Spread a thin layer of sweet chilli sauce inside the bun and then insert the vegan sausage. Sprinkle with sesame seeds. Top with onion, salt and pepper and finish with a drizzle of both the sweet chilli sauce and cheesy mustard mayo.

COOKIES & CREAM SMOOTHIE

For the 'cookie' pieces:

65g almonds

2tbsp cacao powder (available from health food shops and Amazon)

20g desiccated coconut

115g Medjool dates, pitted

For the creamy smoothie:

2 frozen bananas, broken into chunks

125ml coconut cream

250ml almond milk

2tsp vanilla bean powder (available from Amazon and

2tbsp maple syrup or rice malt syrup

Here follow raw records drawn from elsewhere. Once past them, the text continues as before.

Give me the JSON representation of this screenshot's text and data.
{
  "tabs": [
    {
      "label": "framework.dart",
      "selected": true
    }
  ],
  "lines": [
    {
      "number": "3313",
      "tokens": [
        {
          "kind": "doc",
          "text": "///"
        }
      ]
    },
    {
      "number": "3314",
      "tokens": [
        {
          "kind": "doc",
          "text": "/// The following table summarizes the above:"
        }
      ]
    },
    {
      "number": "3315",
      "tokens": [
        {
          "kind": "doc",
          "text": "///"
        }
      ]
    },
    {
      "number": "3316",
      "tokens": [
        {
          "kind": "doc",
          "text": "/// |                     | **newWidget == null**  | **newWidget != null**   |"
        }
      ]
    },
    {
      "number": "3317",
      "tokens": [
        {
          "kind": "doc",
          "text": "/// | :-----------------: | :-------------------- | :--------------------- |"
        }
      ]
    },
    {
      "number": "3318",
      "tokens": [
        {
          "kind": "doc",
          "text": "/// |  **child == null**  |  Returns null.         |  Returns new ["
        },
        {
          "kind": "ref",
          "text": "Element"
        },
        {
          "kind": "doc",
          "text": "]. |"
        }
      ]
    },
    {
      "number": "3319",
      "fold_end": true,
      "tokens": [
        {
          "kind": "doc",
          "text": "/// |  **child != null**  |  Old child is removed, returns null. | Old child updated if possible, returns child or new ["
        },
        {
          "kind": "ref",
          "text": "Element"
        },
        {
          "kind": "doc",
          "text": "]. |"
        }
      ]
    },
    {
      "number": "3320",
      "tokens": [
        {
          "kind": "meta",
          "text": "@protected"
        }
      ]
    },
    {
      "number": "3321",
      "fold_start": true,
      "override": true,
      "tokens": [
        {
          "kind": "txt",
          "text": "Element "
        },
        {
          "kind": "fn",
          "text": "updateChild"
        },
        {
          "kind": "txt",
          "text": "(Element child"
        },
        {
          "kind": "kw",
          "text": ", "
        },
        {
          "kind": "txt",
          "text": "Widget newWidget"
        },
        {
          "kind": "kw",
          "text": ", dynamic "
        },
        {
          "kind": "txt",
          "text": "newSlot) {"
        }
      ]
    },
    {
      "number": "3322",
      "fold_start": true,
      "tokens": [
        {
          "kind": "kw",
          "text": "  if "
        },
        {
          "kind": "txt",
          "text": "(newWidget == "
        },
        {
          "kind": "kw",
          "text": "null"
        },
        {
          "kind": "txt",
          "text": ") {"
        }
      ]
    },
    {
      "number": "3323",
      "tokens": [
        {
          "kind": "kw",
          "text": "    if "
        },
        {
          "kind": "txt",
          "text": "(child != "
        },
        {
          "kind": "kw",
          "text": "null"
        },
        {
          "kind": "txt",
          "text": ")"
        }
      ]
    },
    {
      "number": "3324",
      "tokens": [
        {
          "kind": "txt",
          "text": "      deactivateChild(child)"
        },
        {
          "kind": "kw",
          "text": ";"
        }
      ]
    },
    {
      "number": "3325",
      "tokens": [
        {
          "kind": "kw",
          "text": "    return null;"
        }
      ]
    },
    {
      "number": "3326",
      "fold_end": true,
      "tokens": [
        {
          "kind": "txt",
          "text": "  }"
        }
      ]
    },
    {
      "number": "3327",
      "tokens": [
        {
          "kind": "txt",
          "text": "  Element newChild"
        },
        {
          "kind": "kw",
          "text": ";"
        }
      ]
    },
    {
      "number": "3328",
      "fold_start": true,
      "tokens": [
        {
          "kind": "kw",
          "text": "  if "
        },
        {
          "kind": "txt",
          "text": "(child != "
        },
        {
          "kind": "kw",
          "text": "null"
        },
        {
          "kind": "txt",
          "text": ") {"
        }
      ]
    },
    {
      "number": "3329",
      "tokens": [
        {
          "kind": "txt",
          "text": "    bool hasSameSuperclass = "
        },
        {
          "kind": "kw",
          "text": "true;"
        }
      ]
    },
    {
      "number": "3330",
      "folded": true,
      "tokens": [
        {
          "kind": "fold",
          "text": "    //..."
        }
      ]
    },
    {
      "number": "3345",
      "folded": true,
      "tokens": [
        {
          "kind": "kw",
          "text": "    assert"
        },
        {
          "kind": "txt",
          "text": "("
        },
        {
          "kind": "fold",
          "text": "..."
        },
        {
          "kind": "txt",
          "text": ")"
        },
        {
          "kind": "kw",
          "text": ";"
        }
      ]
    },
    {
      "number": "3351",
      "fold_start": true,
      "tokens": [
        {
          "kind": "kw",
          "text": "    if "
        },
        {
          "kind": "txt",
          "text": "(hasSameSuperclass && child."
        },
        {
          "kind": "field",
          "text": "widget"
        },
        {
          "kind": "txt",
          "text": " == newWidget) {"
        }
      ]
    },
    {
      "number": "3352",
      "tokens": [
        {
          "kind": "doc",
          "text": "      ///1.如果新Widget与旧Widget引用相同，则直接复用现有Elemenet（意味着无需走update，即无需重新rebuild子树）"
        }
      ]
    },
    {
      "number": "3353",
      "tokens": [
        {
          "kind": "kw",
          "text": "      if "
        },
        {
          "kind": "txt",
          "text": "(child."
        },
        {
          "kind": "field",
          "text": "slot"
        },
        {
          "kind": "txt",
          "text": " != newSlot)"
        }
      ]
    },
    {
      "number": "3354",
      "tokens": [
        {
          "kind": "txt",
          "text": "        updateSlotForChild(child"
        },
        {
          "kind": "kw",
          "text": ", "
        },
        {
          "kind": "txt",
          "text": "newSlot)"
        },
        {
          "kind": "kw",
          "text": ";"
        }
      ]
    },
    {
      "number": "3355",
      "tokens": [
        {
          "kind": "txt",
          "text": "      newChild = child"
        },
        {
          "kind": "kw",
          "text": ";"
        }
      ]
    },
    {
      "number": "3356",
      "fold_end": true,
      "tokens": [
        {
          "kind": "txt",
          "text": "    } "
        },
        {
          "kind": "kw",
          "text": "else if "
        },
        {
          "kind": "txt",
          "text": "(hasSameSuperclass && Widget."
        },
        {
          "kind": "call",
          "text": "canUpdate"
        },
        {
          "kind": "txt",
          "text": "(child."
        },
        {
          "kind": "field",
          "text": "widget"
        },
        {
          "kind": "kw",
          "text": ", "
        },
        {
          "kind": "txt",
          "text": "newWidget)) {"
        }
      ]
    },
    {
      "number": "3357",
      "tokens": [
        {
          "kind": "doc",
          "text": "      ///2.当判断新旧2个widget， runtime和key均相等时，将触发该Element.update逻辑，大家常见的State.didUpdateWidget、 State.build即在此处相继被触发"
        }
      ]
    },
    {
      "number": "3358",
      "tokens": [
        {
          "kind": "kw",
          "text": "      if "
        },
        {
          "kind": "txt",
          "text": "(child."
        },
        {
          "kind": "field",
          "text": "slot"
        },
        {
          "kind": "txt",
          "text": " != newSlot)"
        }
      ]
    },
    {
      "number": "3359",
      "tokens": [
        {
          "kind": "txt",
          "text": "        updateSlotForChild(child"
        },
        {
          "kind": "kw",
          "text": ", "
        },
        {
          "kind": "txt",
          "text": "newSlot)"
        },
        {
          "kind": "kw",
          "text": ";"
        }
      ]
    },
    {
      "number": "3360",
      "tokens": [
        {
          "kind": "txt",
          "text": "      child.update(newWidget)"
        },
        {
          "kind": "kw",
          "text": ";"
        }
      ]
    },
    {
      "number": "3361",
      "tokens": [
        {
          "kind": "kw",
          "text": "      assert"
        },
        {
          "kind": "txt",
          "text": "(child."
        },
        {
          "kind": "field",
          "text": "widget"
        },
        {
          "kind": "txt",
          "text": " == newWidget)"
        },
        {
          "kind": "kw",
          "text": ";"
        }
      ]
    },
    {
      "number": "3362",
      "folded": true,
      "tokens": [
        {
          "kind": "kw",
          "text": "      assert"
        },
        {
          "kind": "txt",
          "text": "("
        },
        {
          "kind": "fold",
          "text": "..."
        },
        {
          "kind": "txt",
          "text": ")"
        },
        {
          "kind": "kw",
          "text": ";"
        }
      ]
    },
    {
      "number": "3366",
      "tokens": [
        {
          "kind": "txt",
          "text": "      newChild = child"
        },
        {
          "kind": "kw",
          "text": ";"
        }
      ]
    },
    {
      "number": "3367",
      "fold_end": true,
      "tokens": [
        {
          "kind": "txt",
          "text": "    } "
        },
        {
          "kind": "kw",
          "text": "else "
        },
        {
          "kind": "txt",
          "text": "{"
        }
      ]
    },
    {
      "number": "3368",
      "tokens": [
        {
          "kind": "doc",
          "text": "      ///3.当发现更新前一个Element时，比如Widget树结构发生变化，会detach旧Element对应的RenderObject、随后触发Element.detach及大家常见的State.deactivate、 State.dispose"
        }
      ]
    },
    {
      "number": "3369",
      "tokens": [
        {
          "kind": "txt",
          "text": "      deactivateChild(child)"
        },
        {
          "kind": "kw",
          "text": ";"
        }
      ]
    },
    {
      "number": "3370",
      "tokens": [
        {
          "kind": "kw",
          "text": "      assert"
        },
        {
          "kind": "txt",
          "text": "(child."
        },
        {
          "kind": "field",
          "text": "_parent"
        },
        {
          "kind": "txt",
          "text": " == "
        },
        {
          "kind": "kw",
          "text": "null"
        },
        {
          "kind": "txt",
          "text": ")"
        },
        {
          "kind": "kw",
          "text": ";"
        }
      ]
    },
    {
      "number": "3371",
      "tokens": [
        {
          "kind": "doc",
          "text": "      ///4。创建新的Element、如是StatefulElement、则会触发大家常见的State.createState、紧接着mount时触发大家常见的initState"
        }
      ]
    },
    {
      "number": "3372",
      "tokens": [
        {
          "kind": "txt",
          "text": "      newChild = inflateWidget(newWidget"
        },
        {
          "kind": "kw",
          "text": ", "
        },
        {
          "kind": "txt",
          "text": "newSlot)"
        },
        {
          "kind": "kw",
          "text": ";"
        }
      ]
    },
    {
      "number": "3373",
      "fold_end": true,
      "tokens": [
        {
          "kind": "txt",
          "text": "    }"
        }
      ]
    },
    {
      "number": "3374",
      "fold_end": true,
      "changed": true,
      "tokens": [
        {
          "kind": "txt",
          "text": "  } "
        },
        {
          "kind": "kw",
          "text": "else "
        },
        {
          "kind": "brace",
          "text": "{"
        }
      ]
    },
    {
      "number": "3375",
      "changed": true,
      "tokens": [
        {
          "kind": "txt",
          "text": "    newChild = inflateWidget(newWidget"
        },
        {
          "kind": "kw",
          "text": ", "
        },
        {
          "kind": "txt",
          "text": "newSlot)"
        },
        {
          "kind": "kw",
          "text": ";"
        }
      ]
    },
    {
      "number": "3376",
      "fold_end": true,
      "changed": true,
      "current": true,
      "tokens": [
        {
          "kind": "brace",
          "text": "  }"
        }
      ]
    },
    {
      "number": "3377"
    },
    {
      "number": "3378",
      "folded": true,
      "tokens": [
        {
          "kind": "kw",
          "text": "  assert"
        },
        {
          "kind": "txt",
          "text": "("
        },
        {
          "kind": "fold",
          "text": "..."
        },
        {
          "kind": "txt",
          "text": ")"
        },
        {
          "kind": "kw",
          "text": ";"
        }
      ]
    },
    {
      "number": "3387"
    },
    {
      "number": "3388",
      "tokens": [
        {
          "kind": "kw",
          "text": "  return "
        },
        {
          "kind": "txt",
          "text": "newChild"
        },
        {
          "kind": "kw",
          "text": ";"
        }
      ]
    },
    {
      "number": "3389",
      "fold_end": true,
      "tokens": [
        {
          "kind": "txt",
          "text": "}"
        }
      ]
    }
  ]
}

Firstly, you want to prepare your cookie pieces by pulsing the almonds, cacao powder and coconut in a high-speed blender or food processor until a fine meal forms. Add the dates last and pulse until it begins to stick together. Set aside in a bowl.

To make the smoothie, simply blend the bananas, coconut cream, almond milk, vanilla and maple syrup in a high-speed blender until creamy. Adjust the liquid as needed.

Break the cookie pieces into small chunks and add to the blender again. Pulse the smoothie a few times to break the pieces up a little more.

Pour into your favourite glass jar and serve at once.

Beautifully Real Food: Guilt-Free, Meat-Free Recipes To Indulge In by Sam Murphy is published by Blink Publishing on February 23, priced £16.99

THREE OF THE BEST... Dairy-free alternatives

Sainsbury's Deliciously FreeFrom Cheddar-Style Coconut Based Alternative To Cheese, £2.30 for 200g (Sainsbury's)

Nush Almond Milk Yoghurt Peach Melba, £1.95 for 125g (Ocado)

Tesco Almond Unsweetened Milk, £1.40 for 1L (Tesco)